THE DATA Start Marker

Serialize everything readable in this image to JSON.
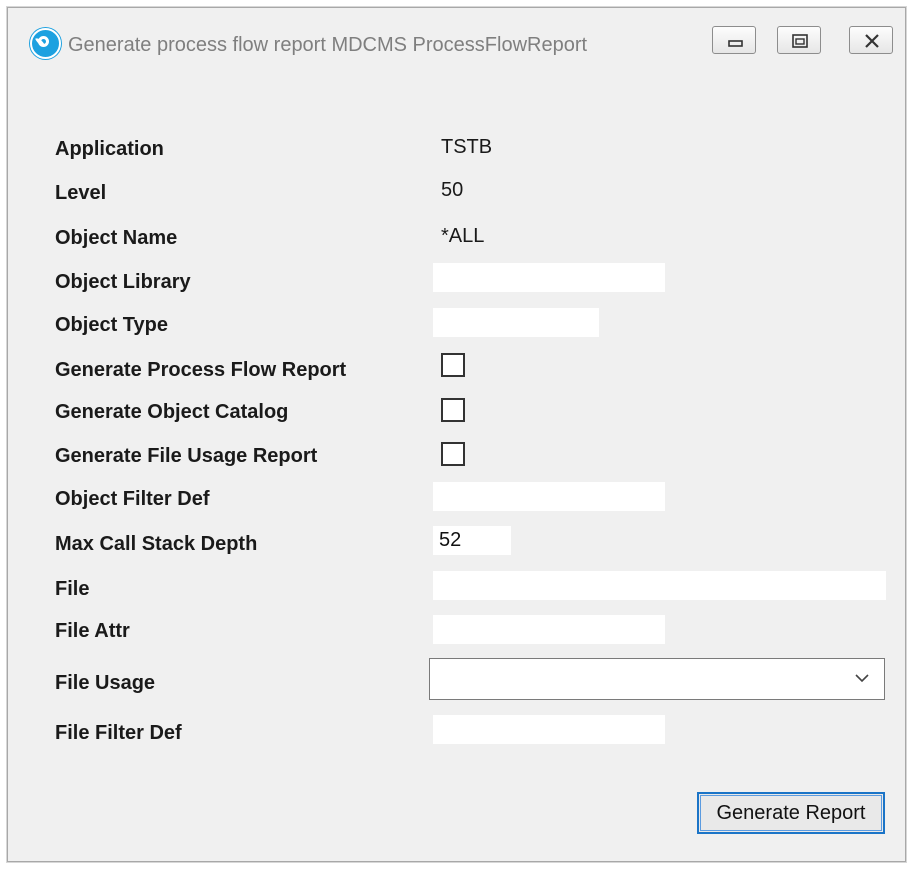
{
  "window": {
    "title": "Generate process flow report MDCMS ProcessFlowReport",
    "app_icon": "app-logo-icon",
    "controls": [
      "minimize-icon",
      "restore-icon",
      "close-icon"
    ]
  },
  "form": {
    "application": {
      "label": "Application",
      "value": "TSTB"
    },
    "level": {
      "label": "Level",
      "value": "50"
    },
    "object_name": {
      "label": "Object Name",
      "value": "*ALL"
    },
    "object_library": {
      "label": "Object Library",
      "value": ""
    },
    "object_type": {
      "label": "Object Type",
      "value": ""
    },
    "gen_process_flow": {
      "label": "Generate Process Flow Report",
      "checked": false
    },
    "gen_object_catalog": {
      "label": "Generate Object Catalog",
      "checked": false
    },
    "gen_file_usage": {
      "label": "Generate File Usage Report",
      "checked": false
    },
    "object_filter_def": {
      "label": "Object Filter Def",
      "value": ""
    },
    "max_call_stack_depth": {
      "label": "Max Call Stack Depth",
      "value": "52"
    },
    "file": {
      "label": "File",
      "value": ""
    },
    "file_attr": {
      "label": "File Attr",
      "value": ""
    },
    "file_usage": {
      "label": "File Usage",
      "selected": ""
    },
    "file_filter_def": {
      "label": "File Filter Def",
      "value": ""
    }
  },
  "actions": {
    "generate_report": "Generate Report"
  },
  "colors": {
    "background": "#f0f0f0",
    "focus_border": "#1b74c7",
    "icon_blue": "#1da1e0"
  }
}
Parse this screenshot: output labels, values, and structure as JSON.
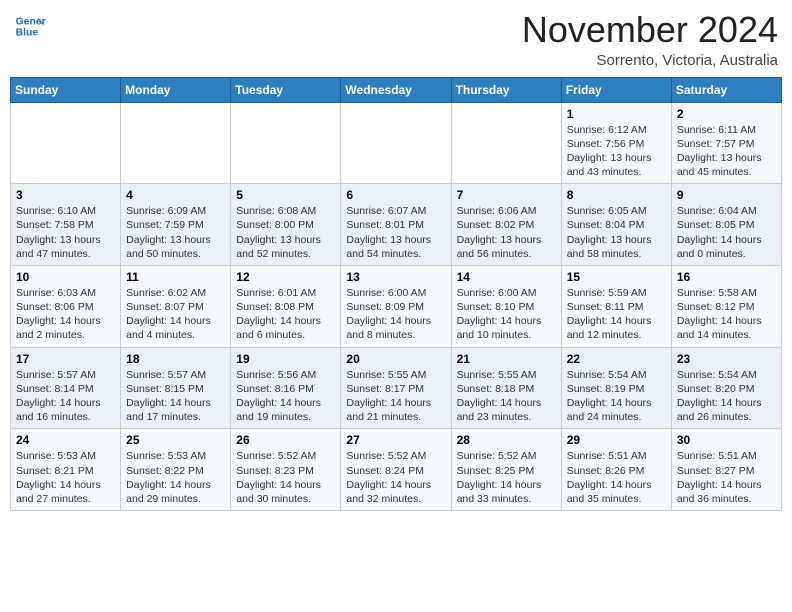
{
  "header": {
    "logo_line1": "General",
    "logo_line2": "Blue",
    "month": "November 2024",
    "location": "Sorrento, Victoria, Australia"
  },
  "weekdays": [
    "Sunday",
    "Monday",
    "Tuesday",
    "Wednesday",
    "Thursday",
    "Friday",
    "Saturday"
  ],
  "weeks": [
    [
      {
        "day": "",
        "text": ""
      },
      {
        "day": "",
        "text": ""
      },
      {
        "day": "",
        "text": ""
      },
      {
        "day": "",
        "text": ""
      },
      {
        "day": "",
        "text": ""
      },
      {
        "day": "1",
        "text": "Sunrise: 6:12 AM\nSunset: 7:56 PM\nDaylight: 13 hours\nand 43 minutes."
      },
      {
        "day": "2",
        "text": "Sunrise: 6:11 AM\nSunset: 7:57 PM\nDaylight: 13 hours\nand 45 minutes."
      }
    ],
    [
      {
        "day": "3",
        "text": "Sunrise: 6:10 AM\nSunset: 7:58 PM\nDaylight: 13 hours\nand 47 minutes."
      },
      {
        "day": "4",
        "text": "Sunrise: 6:09 AM\nSunset: 7:59 PM\nDaylight: 13 hours\nand 50 minutes."
      },
      {
        "day": "5",
        "text": "Sunrise: 6:08 AM\nSunset: 8:00 PM\nDaylight: 13 hours\nand 52 minutes."
      },
      {
        "day": "6",
        "text": "Sunrise: 6:07 AM\nSunset: 8:01 PM\nDaylight: 13 hours\nand 54 minutes."
      },
      {
        "day": "7",
        "text": "Sunrise: 6:06 AM\nSunset: 8:02 PM\nDaylight: 13 hours\nand 56 minutes."
      },
      {
        "day": "8",
        "text": "Sunrise: 6:05 AM\nSunset: 8:04 PM\nDaylight: 13 hours\nand 58 minutes."
      },
      {
        "day": "9",
        "text": "Sunrise: 6:04 AM\nSunset: 8:05 PM\nDaylight: 14 hours\nand 0 minutes."
      }
    ],
    [
      {
        "day": "10",
        "text": "Sunrise: 6:03 AM\nSunset: 8:06 PM\nDaylight: 14 hours\nand 2 minutes."
      },
      {
        "day": "11",
        "text": "Sunrise: 6:02 AM\nSunset: 8:07 PM\nDaylight: 14 hours\nand 4 minutes."
      },
      {
        "day": "12",
        "text": "Sunrise: 6:01 AM\nSunset: 8:08 PM\nDaylight: 14 hours\nand 6 minutes."
      },
      {
        "day": "13",
        "text": "Sunrise: 6:00 AM\nSunset: 8:09 PM\nDaylight: 14 hours\nand 8 minutes."
      },
      {
        "day": "14",
        "text": "Sunrise: 6:00 AM\nSunset: 8:10 PM\nDaylight: 14 hours\nand 10 minutes."
      },
      {
        "day": "15",
        "text": "Sunrise: 5:59 AM\nSunset: 8:11 PM\nDaylight: 14 hours\nand 12 minutes."
      },
      {
        "day": "16",
        "text": "Sunrise: 5:58 AM\nSunset: 8:12 PM\nDaylight: 14 hours\nand 14 minutes."
      }
    ],
    [
      {
        "day": "17",
        "text": "Sunrise: 5:57 AM\nSunset: 8:14 PM\nDaylight: 14 hours\nand 16 minutes."
      },
      {
        "day": "18",
        "text": "Sunrise: 5:57 AM\nSunset: 8:15 PM\nDaylight: 14 hours\nand 17 minutes."
      },
      {
        "day": "19",
        "text": "Sunrise: 5:56 AM\nSunset: 8:16 PM\nDaylight: 14 hours\nand 19 minutes."
      },
      {
        "day": "20",
        "text": "Sunrise: 5:55 AM\nSunset: 8:17 PM\nDaylight: 14 hours\nand 21 minutes."
      },
      {
        "day": "21",
        "text": "Sunrise: 5:55 AM\nSunset: 8:18 PM\nDaylight: 14 hours\nand 23 minutes."
      },
      {
        "day": "22",
        "text": "Sunrise: 5:54 AM\nSunset: 8:19 PM\nDaylight: 14 hours\nand 24 minutes."
      },
      {
        "day": "23",
        "text": "Sunrise: 5:54 AM\nSunset: 8:20 PM\nDaylight: 14 hours\nand 26 minutes."
      }
    ],
    [
      {
        "day": "24",
        "text": "Sunrise: 5:53 AM\nSunset: 8:21 PM\nDaylight: 14 hours\nand 27 minutes."
      },
      {
        "day": "25",
        "text": "Sunrise: 5:53 AM\nSunset: 8:22 PM\nDaylight: 14 hours\nand 29 minutes."
      },
      {
        "day": "26",
        "text": "Sunrise: 5:52 AM\nSunset: 8:23 PM\nDaylight: 14 hours\nand 30 minutes."
      },
      {
        "day": "27",
        "text": "Sunrise: 5:52 AM\nSunset: 8:24 PM\nDaylight: 14 hours\nand 32 minutes."
      },
      {
        "day": "28",
        "text": "Sunrise: 5:52 AM\nSunset: 8:25 PM\nDaylight: 14 hours\nand 33 minutes."
      },
      {
        "day": "29",
        "text": "Sunrise: 5:51 AM\nSunset: 8:26 PM\nDaylight: 14 hours\nand 35 minutes."
      },
      {
        "day": "30",
        "text": "Sunrise: 5:51 AM\nSunset: 8:27 PM\nDaylight: 14 hours\nand 36 minutes."
      }
    ]
  ]
}
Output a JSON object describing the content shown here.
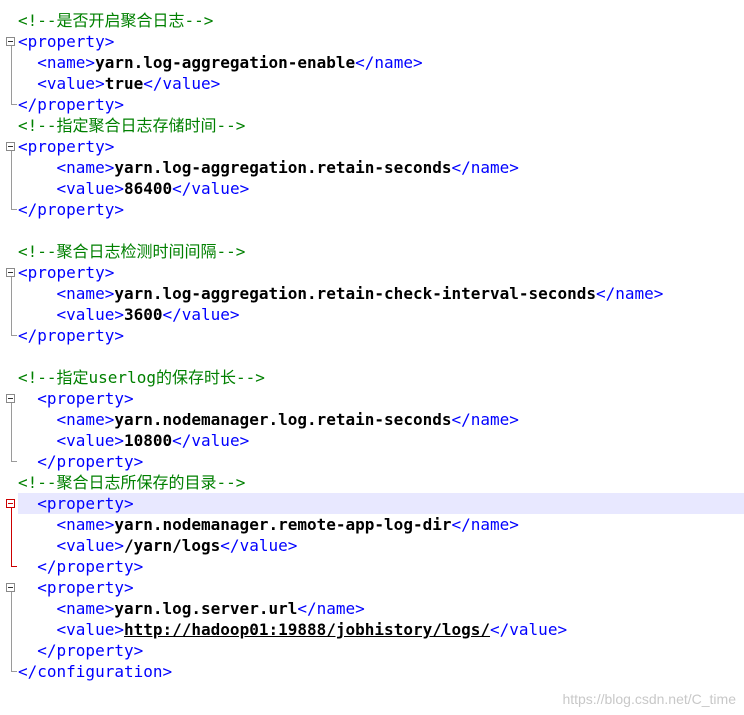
{
  "editor": {
    "lines": [
      {
        "kind": "comment",
        "indent": "",
        "text": "<!--是否开启聚合日志-->"
      },
      {
        "kind": "tag",
        "indent": "",
        "text": "<property>"
      },
      {
        "kind": "element",
        "indent": "  ",
        "open": "<name>",
        "value": "yarn.log-aggregation-enable",
        "close": "</name>"
      },
      {
        "kind": "element",
        "indent": "  ",
        "open": "<value>",
        "value": "true",
        "close": "</value>"
      },
      {
        "kind": "tag",
        "indent": "",
        "text": "</property>"
      },
      {
        "kind": "comment",
        "indent": "",
        "text": "<!--指定聚合日志存储时间-->"
      },
      {
        "kind": "tag",
        "indent": "",
        "text": "<property>"
      },
      {
        "kind": "element",
        "indent": "    ",
        "open": "<name>",
        "value": "yarn.log-aggregation.retain-seconds",
        "close": "</name>"
      },
      {
        "kind": "element",
        "indent": "    ",
        "open": "<value>",
        "value": "86400",
        "close": "</value>"
      },
      {
        "kind": "tag",
        "indent": "",
        "text": "</property>"
      },
      {
        "kind": "blank",
        "indent": "",
        "text": ""
      },
      {
        "kind": "comment",
        "indent": "",
        "text": "<!--聚合日志检测时间间隔-->"
      },
      {
        "kind": "tag",
        "indent": "",
        "text": "<property>"
      },
      {
        "kind": "element",
        "indent": "    ",
        "open": "<name>",
        "value": "yarn.log-aggregation.retain-check-interval-seconds",
        "close": "</name>"
      },
      {
        "kind": "element",
        "indent": "    ",
        "open": "<value>",
        "value": "3600",
        "close": "</value>"
      },
      {
        "kind": "tag",
        "indent": "",
        "text": "</property>"
      },
      {
        "kind": "blank",
        "indent": "",
        "text": ""
      },
      {
        "kind": "comment",
        "indent": "",
        "text": "<!--指定userlog的保存时长-->"
      },
      {
        "kind": "tag",
        "indent": "  ",
        "text": "<property>"
      },
      {
        "kind": "element",
        "indent": "    ",
        "open": "<name>",
        "value": "yarn.nodemanager.log.retain-seconds",
        "close": "</name>"
      },
      {
        "kind": "element",
        "indent": "    ",
        "open": "<value>",
        "value": "10800",
        "close": "</value>"
      },
      {
        "kind": "tag",
        "indent": "  ",
        "text": "</property>"
      },
      {
        "kind": "comment",
        "indent": "",
        "text": "<!--聚合日志所保存的目录-->"
      },
      {
        "kind": "tag",
        "indent": "  ",
        "text": "<property>",
        "highlight": true
      },
      {
        "kind": "element",
        "indent": "    ",
        "open": "<name>",
        "value": "yarn.nodemanager.remote-app-log-dir",
        "close": "</name>"
      },
      {
        "kind": "element",
        "indent": "    ",
        "open": "<value>",
        "value": "/yarn/logs",
        "close": "</value>"
      },
      {
        "kind": "tag",
        "indent": "  ",
        "text": "</property>"
      },
      {
        "kind": "tag",
        "indent": "  ",
        "text": "<property>"
      },
      {
        "kind": "element",
        "indent": "    ",
        "open": "<name>",
        "value": "yarn.log.server.url",
        "close": "</name>"
      },
      {
        "kind": "element",
        "indent": "    ",
        "open": "<value>",
        "value": "http://hadoop01:19888/jobhistory/logs/",
        "close": "</value>",
        "url": true
      },
      {
        "kind": "tag",
        "indent": "  ",
        "text": "</property>"
      },
      {
        "kind": "tag",
        "indent": "",
        "text": "</configuration>"
      }
    ]
  },
  "watermark": "https://blog.csdn.net/C_time",
  "colors": {
    "tag": "#0000ff",
    "comment": "#008000",
    "text": "#000000",
    "highlight": "#e8e8ff",
    "fold_active": "#cc0000"
  }
}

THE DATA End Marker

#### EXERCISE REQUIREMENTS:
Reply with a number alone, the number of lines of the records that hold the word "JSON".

#### WRITTEN RESPONSE:
3